INSTRUCTIONS TO FOLLOW: Show the lines below where "METABOLISM" occurs.

SUPPLIED MATERIAL:
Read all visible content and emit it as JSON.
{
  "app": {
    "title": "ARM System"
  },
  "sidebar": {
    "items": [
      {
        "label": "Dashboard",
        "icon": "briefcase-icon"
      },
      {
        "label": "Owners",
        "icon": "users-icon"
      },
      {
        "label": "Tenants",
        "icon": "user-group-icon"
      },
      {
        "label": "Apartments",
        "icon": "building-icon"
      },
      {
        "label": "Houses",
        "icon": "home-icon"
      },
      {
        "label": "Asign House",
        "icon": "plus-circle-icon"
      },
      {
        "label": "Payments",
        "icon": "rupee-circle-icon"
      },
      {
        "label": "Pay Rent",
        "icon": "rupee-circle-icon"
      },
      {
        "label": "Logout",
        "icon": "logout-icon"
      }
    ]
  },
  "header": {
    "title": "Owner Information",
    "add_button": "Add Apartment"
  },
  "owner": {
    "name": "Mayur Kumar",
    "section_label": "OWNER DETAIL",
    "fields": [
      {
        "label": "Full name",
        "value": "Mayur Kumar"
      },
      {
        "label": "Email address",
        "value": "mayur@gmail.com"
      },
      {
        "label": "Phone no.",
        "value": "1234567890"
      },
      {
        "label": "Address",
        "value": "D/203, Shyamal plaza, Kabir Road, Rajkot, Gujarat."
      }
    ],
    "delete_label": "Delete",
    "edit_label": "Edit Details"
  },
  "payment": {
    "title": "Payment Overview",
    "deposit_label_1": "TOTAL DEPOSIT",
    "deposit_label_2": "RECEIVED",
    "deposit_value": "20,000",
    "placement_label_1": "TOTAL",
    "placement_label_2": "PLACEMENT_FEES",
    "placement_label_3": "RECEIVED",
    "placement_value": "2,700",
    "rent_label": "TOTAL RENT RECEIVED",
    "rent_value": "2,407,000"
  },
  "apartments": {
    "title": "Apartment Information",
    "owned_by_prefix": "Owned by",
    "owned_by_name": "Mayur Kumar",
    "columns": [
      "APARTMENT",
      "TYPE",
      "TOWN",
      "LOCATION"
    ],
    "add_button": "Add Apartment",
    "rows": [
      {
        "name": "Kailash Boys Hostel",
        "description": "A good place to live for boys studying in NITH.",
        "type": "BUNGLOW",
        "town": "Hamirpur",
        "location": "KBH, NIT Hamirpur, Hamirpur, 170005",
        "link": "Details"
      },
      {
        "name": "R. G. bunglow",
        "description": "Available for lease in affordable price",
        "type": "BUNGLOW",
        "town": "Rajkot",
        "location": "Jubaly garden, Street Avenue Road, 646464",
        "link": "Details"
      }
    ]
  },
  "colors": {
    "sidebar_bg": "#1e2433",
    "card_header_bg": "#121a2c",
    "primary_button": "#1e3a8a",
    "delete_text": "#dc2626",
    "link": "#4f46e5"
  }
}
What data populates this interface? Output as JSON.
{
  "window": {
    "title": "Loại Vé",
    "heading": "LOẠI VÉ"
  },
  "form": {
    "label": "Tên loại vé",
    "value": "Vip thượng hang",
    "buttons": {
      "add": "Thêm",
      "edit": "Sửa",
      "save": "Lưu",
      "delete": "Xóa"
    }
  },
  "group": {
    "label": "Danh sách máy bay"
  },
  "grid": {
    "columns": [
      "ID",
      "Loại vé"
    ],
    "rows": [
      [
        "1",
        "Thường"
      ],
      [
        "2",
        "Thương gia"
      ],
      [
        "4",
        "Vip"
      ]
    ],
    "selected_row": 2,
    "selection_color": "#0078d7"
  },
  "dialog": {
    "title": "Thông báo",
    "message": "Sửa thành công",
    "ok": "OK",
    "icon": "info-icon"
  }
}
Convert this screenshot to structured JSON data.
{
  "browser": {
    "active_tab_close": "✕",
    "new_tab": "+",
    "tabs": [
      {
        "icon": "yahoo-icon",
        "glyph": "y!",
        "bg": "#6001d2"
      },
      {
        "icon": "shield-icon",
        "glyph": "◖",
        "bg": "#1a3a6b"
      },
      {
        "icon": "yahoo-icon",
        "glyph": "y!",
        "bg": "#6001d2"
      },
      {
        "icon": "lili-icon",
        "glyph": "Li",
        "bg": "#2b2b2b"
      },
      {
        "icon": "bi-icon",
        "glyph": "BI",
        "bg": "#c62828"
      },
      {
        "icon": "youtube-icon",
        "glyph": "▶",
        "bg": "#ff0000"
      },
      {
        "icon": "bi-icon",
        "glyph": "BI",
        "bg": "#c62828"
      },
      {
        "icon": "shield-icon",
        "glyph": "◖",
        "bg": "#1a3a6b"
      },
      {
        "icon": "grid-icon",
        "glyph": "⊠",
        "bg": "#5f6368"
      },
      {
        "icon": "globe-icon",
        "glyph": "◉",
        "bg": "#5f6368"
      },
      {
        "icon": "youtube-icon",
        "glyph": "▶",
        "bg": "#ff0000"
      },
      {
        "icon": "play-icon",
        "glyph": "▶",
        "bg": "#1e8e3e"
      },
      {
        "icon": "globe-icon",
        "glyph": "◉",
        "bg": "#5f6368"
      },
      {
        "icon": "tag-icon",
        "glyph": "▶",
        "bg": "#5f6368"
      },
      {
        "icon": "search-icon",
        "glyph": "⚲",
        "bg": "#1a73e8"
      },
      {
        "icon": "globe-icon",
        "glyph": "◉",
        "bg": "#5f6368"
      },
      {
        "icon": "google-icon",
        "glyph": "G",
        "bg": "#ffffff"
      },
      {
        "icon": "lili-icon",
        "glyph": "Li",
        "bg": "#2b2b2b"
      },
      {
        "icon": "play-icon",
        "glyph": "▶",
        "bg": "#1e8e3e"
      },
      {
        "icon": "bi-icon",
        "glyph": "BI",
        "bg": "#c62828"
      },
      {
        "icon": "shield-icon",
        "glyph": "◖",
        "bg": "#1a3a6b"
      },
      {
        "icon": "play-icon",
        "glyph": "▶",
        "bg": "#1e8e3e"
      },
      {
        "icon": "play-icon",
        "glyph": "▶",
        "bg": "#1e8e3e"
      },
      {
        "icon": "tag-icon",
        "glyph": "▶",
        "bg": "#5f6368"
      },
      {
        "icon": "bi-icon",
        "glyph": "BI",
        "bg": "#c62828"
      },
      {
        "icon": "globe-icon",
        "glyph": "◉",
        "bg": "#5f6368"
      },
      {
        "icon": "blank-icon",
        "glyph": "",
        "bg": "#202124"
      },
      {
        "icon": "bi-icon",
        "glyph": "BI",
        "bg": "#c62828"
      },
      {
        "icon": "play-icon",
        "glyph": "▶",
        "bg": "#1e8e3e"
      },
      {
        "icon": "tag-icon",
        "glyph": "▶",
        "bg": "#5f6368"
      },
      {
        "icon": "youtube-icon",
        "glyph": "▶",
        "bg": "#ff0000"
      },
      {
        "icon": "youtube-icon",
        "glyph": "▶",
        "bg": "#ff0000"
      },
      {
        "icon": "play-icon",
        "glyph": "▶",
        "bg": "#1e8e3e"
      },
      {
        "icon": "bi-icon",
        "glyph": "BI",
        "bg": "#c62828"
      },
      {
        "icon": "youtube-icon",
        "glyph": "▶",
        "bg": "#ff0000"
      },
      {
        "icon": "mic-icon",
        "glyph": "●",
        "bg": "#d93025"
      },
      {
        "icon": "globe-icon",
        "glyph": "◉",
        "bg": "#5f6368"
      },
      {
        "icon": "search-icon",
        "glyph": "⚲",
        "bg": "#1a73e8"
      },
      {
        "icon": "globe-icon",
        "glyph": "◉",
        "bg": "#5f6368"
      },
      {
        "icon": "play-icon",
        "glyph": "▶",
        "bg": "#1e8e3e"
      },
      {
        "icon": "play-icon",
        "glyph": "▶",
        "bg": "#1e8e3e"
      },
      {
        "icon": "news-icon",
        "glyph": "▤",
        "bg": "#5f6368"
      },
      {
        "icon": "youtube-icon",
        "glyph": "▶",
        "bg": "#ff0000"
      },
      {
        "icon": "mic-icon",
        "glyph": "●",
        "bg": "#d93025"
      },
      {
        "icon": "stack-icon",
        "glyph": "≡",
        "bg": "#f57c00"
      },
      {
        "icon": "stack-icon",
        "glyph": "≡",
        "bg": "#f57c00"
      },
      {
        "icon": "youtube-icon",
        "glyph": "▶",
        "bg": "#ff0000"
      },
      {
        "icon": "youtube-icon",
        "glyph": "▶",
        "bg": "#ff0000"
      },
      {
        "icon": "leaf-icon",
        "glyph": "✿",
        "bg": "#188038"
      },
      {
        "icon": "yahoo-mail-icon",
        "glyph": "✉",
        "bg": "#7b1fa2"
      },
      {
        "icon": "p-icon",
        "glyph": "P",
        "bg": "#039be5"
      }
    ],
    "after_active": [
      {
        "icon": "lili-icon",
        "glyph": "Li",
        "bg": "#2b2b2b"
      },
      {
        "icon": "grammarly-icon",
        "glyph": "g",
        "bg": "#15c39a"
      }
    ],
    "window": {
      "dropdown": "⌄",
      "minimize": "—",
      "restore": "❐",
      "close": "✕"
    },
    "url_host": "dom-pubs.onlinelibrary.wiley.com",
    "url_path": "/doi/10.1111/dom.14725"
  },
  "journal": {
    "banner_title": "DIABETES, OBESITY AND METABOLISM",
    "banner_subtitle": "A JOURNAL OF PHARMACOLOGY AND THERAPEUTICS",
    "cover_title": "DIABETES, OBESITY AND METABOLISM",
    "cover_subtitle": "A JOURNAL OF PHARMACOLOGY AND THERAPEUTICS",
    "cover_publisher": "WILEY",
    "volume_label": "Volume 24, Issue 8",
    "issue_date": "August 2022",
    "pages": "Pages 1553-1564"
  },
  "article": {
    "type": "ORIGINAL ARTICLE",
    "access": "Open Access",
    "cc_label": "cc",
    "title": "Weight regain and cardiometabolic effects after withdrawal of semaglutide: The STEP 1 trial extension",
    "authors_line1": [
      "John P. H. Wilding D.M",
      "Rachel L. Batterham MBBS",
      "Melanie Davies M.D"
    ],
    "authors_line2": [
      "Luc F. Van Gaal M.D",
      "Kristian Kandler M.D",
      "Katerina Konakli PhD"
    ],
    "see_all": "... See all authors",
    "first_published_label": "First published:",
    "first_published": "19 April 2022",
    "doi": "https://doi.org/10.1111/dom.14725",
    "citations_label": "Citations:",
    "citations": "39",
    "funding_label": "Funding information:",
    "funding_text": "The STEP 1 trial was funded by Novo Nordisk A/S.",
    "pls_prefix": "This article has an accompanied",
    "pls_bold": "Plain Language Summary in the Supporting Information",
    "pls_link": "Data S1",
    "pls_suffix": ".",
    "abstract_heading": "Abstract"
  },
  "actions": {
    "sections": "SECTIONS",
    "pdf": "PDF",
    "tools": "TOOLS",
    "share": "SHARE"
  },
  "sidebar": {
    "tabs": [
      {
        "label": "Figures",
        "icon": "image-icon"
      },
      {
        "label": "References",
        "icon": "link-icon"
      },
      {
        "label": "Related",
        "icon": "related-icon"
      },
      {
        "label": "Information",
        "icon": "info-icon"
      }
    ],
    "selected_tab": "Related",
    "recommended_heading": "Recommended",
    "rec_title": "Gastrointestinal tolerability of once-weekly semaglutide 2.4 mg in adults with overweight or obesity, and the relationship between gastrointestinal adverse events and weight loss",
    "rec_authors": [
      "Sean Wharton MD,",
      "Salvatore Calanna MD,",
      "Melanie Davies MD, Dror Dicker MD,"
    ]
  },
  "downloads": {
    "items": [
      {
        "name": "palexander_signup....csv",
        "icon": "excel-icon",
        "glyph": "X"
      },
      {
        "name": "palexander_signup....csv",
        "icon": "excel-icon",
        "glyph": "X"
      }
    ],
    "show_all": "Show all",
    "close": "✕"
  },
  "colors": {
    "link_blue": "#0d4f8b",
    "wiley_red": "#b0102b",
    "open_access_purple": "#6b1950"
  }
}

OUTPUT BELOW:
    "banner_title": "DIABETES, OBESITY AND METABOLISM",
    "cover_title": "DIABETES, OBESITY AND METABOLISM",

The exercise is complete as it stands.